It’s safe to say there’s some baggage with Nissan’s attempts at mainstream minivans. The first and second-generation Quests, widely considered underpowered also-rans among people carriers, rode on a platform shared with the Mercury Villager. After a two-year hiatus, the nameplate returned on a bulbous, Nissan-specific van known for its otherworldly interior with center-mounted instruments and jarring exterior lines. For its idiosyncrasies, however, the Quest never rose to the top of the segment.For 2011, the fourth-generation Quest returned with striking styling, a significant punch under the hood, and the motivation to push toward the head of the class.
The Quest’s exterior employs flat, square panels to give it a unique look not to be confused with its ilk. From some angles, it’s cleverly stunning; it exudes a brick-like profile that belies its coefficient of drag (0.32 Cd), and its decidedly modern wraparound rear glass smartly reduces visual mass. There is something inherently debonair about slab-sided minivans, such as the departed Chevy Astro, that is hard to describe yet easy to ogle.
If its exterior is revolutionary, the Quest’s interior is a careful, if not derivative, evolution that panders to function over form. A sea of similarly shaped buttons and knobs, indecipherable by touch, clutter the two-tiered center stack. My SV tester was equipped with the standard radio and a small screen that includes a smartly integrated reversing camera. Models equipped with a navigation system receive an ultrawide screen replete with the center control knob nicked from Infiniti. Even on the mid-range SV, the interior featured high-end surfaces, textures and colors that hinted at luxury.
The Quest’s sole engine choice is a 3.5-liter V-6 that makes 260 horsepower, attached to Nissan’s excellent continuously variable transmission. The CVT accelerates with exigency, devoid of the frenetic, vacuum-cleaner moan associated with lesser transmissions. With overdrive disabled, it becomes quite easy to chirp the tires off the line, and downshifts are much more pronounced. Fuel economy (19/24, according to the EPA) is respectable, and a 20-gallon tank allows for long highway slogs.
The ride is composed and compliant for a van with a powertrain so surprisingly willing. The suspension made quick work of rough surfaces in Manhattan, allowing for a comfortable ride in any of the Quest’s three rows of seats. The highway ride is similarly tuned for comfort and soaks up imperfections in road surfaces. Along my coastal Rhode Island handling loop, the chassis was more than competent and exhibited no signs of slop or lag over undulating surfaces and quick corners. It does not seek to be a canyon carver, but neither is it slow to respond and adapt.
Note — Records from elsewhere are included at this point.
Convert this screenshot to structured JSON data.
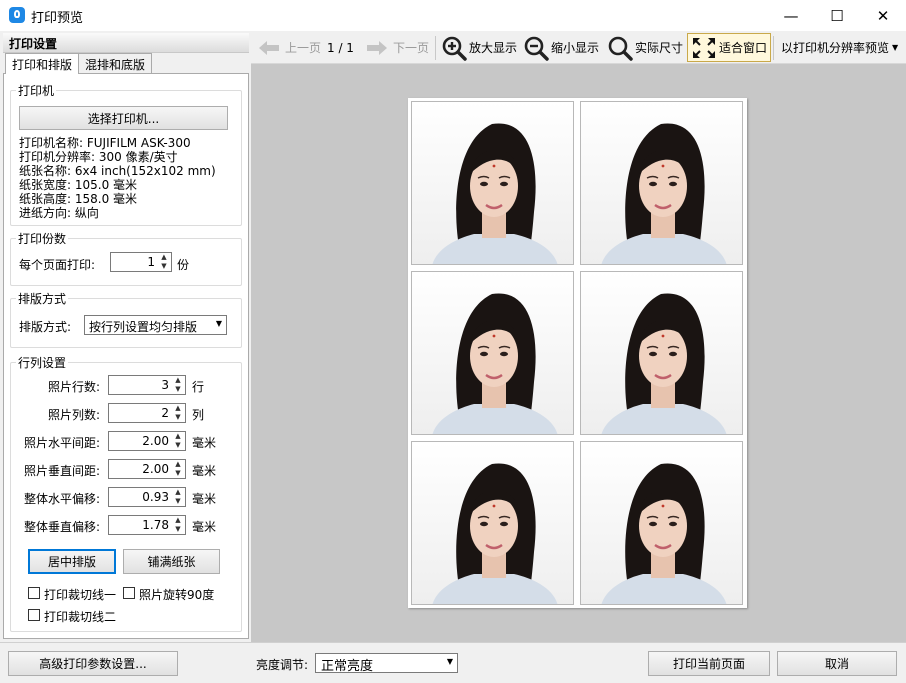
{
  "window": {
    "title": "打印预览",
    "minimize_glyph": "—",
    "maximize_glyph": "☐",
    "close_glyph": "✕"
  },
  "left_panel": {
    "header": "打印设置",
    "tabs": [
      "打印和排版",
      "混排和底版"
    ],
    "printer_group": {
      "title": "打印机",
      "select_button": "选择打印机...",
      "info": [
        "打印机名称:  FUJIFILM ASK-300",
        "打印机分辨率: 300 像素/英寸",
        "纸张名称:  6x4 inch(152x102 mm)",
        "纸张宽度:  105.0 毫米",
        "纸张高度:  158.0 毫米",
        "进纸方向:  纵向"
      ]
    },
    "copies_group": {
      "title": "打印份数",
      "label": "每个页面打印:",
      "value": "1",
      "unit": "份"
    },
    "layout_group": {
      "title": "排版方式",
      "label": "排版方式:",
      "selected": "按行列设置均匀排版"
    },
    "grid_group": {
      "title": "行列设置",
      "rows": [
        {
          "label": "照片行数:",
          "value": "3",
          "unit": "行"
        },
        {
          "label": "照片列数:",
          "value": "2",
          "unit": "列"
        },
        {
          "label": "照片水平间距:",
          "value": "2.00",
          "unit": "毫米"
        },
        {
          "label": "照片垂直间距:",
          "value": "2.00",
          "unit": "毫米"
        },
        {
          "label": "整体水平偏移:",
          "value": "0.93",
          "unit": "毫米"
        },
        {
          "label": "整体垂直偏移:",
          "value": "1.78",
          "unit": "毫米"
        }
      ],
      "center_button": "居中排版",
      "fill_button": "铺满纸张",
      "checkboxes": [
        {
          "label": "打印裁切线一",
          "checked": false
        },
        {
          "label": "照片旋转90度",
          "checked": false
        },
        {
          "label": "打印裁切线二",
          "checked": false
        }
      ]
    }
  },
  "toolbar": {
    "prev_page": "上一页",
    "page_indicator": "1 / 1",
    "next_page": "下一页",
    "zoom_in": "放大显示",
    "zoom_out": "缩小显示",
    "actual_size": "实际尺寸",
    "fit_window": "适合窗口",
    "resolution_preview": "以打印机分辨率预览"
  },
  "preview": {
    "photo_count": 6,
    "photo_rows": 3,
    "photo_cols": 2
  },
  "bottom": {
    "advanced_button": "高级打印参数设置...",
    "brightness_label": "亮度调节:",
    "brightness_value": "正常亮度",
    "print_button": "打印当前页面",
    "cancel_button": "取消"
  },
  "colors": {
    "accent": "#0078d7",
    "app_icon": "#1e88e5",
    "preview_bg": "#c7c7c7"
  }
}
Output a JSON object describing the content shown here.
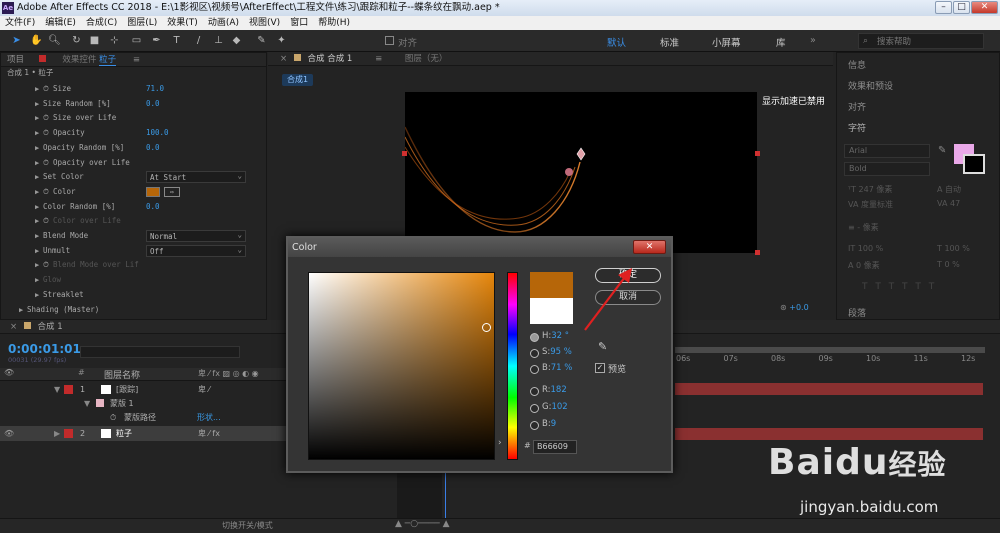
{
  "window": {
    "app_icon": "Ae",
    "title": "Adobe After Effects CC 2018 - E:\\1影视区\\视频号\\AfterEffect\\工程文件\\练习\\跟踪和粒子--蝶条纹在飘动.aep *"
  },
  "menu": [
    "文件(F)",
    "编辑(E)",
    "合成(C)",
    "图层(L)",
    "效果(T)",
    "动画(A)",
    "视图(V)",
    "窗口",
    "帮助(H)"
  ],
  "toolbar": {
    "snap_label": "对齐",
    "workspaces": [
      "默认",
      "标准",
      "小屏幕",
      "库"
    ],
    "search_placeholder": "搜索帮助"
  },
  "left_panel": {
    "tabs": [
      "项目",
      "效果控件",
      "粒子"
    ],
    "breadcrumb": "合成 1 • 粒子",
    "rows": [
      {
        "label": "Size",
        "value": "71.0",
        "indent": 1,
        "stopwatch": true
      },
      {
        "label": "Size Random [%]",
        "value": "0.0",
        "indent": 1,
        "stopwatch": false
      },
      {
        "label": "Size over Life",
        "value": "",
        "indent": 1,
        "stopwatch": true
      },
      {
        "label": "Opacity",
        "value": "100.0",
        "indent": 1,
        "stopwatch": true
      },
      {
        "label": "Opacity Random [%]",
        "value": "0.0",
        "indent": 1,
        "stopwatch": false
      },
      {
        "label": "Opacity over Life",
        "value": "",
        "indent": 1,
        "stopwatch": true
      },
      {
        "label": "Set Color",
        "value": "",
        "dropdown": "At Start",
        "indent": 1,
        "stopwatch": false
      },
      {
        "label": "Color",
        "value": "",
        "indent": 1,
        "stopwatch": true,
        "color": "#B66609"
      },
      {
        "label": "Color Random [%]",
        "value": "0.0",
        "indent": 1,
        "stopwatch": false
      },
      {
        "label": "Color over Life",
        "value": "",
        "indent": 1,
        "stopwatch": true,
        "dim": true
      },
      {
        "label": "Blend Mode",
        "value": "",
        "dropdown": "Normal",
        "indent": 1,
        "stopwatch": false
      },
      {
        "label": "Unmult",
        "value": "",
        "dropdown": "Off",
        "indent": 1,
        "stopwatch": false
      },
      {
        "label": "Blend Mode over Lif",
        "value": "",
        "indent": 1,
        "stopwatch": true,
        "dim": true
      },
      {
        "label": "Glow",
        "value": "",
        "indent": 1,
        "stopwatch": false,
        "dim": true
      },
      {
        "label": "Streaklet",
        "value": "",
        "indent": 1,
        "stopwatch": false
      },
      {
        "label": "Shading (Master)",
        "value": "",
        "indent": 0,
        "stopwatch": false
      }
    ]
  },
  "viewer": {
    "tab_comp": "合成 1",
    "tab_layer": "图层（无）",
    "comp_pill": "合成1",
    "accel_notice": "显示加速已禁用",
    "zoom": "+0.0"
  },
  "right_panel": {
    "items": [
      "信息",
      "效果和预设",
      "对齐",
      "字符"
    ],
    "font": "Arial",
    "style": "Bold",
    "size_text": "247 像素",
    "auto_text": "自动",
    "kern_text": "度量标准",
    "track_text": "47",
    "unit_text": "- 像素",
    "pct1": "100 %",
    "pct2": "100 %",
    "px1": "0 像素",
    "pct3": "0 %",
    "bottom": "段落",
    "swatch_color": "#e9a8e8"
  },
  "timeline": {
    "tab": "合成 1",
    "timecode": "0:00:01:01",
    "fps_note": "00031 (29.97 fps)",
    "col_header": "图层名称",
    "layers": [
      {
        "num": "1",
        "name": "[跟踪]",
        "color": "#c22b2b"
      },
      {
        "num": "",
        "name": "蒙版 1",
        "color": "#e7b5c3"
      },
      {
        "num": "",
        "name": "蒙版路径",
        "color": ""
      },
      {
        "num": "2",
        "name": "粒子",
        "color": "#c22b2b"
      }
    ],
    "mask_path_value": "形状...",
    "ruler": [
      "06s",
      "07s",
      "08s",
      "09s",
      "10s",
      "11s",
      "12s"
    ],
    "bottom_label": "切换开关/模式"
  },
  "color_dialog": {
    "title": "Color",
    "ok_label": "确定",
    "cancel_label": "取消",
    "new_color": "#B66609",
    "old_color": "#FFFFFF",
    "hsb": [
      {
        "label": "H:",
        "value": "32 °"
      },
      {
        "label": "S:",
        "value": "95 %"
      },
      {
        "label": "B:",
        "value": "71 %"
      }
    ],
    "rgb": [
      {
        "label": "R:",
        "value": "182"
      },
      {
        "label": "G:",
        "value": "102"
      },
      {
        "label": "B:",
        "value": "9"
      }
    ],
    "preview_label": "预览",
    "hex_hash": "#",
    "hex": "B66609",
    "selected_mode": "H"
  },
  "watermark": {
    "brand": "Baidu",
    "brand_cn": "经验",
    "url": "jingyan.baidu.com"
  }
}
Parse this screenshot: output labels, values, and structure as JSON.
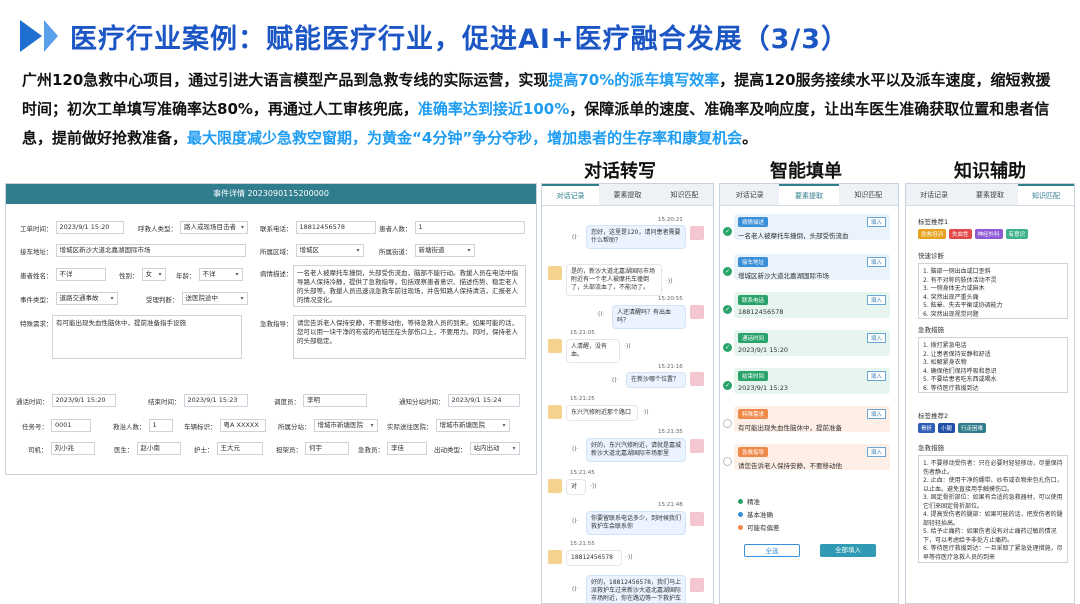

As its size implies, the expansive Quest is also a serious hauler. The second row folds flush with the third row to produce an enormous, squared-off cargo area. With the third row up, a deep cargo well accommodates both grocery bags and suitcase. Not as useful is a fragile, removable cover for the well that separates the underfloor storage but fails to hide taller items.
There are few nits to pick, as far as minivans go. The Quest’s most significant fault is its flat, unsupportive cloth seats, which proved to be rather uncomfortable over a six-hour, stop-and-go escape from Manhattan. (Leather seats, available in higher-level models, might make all the difference.) The initial ergonomic challenge of the instruments and gauges is a peccadillo by comparison, as they become intuitive with regular use.
The Quest is a competent performer in an ever-expanding class of minivans. Its price, which starts at $25,990 and stretches to nearly $45,000 fully optioned, is competitive with the Honda Odyssey and the Toyota Sienna. It offers prospective buyers a stylish, confident and powerful alternative to slightly more anonymous and reserved competitors. And while the Quest might not be a game changer, it’s now a true competitor, and easily swallows the baggage once associated with its predecessors.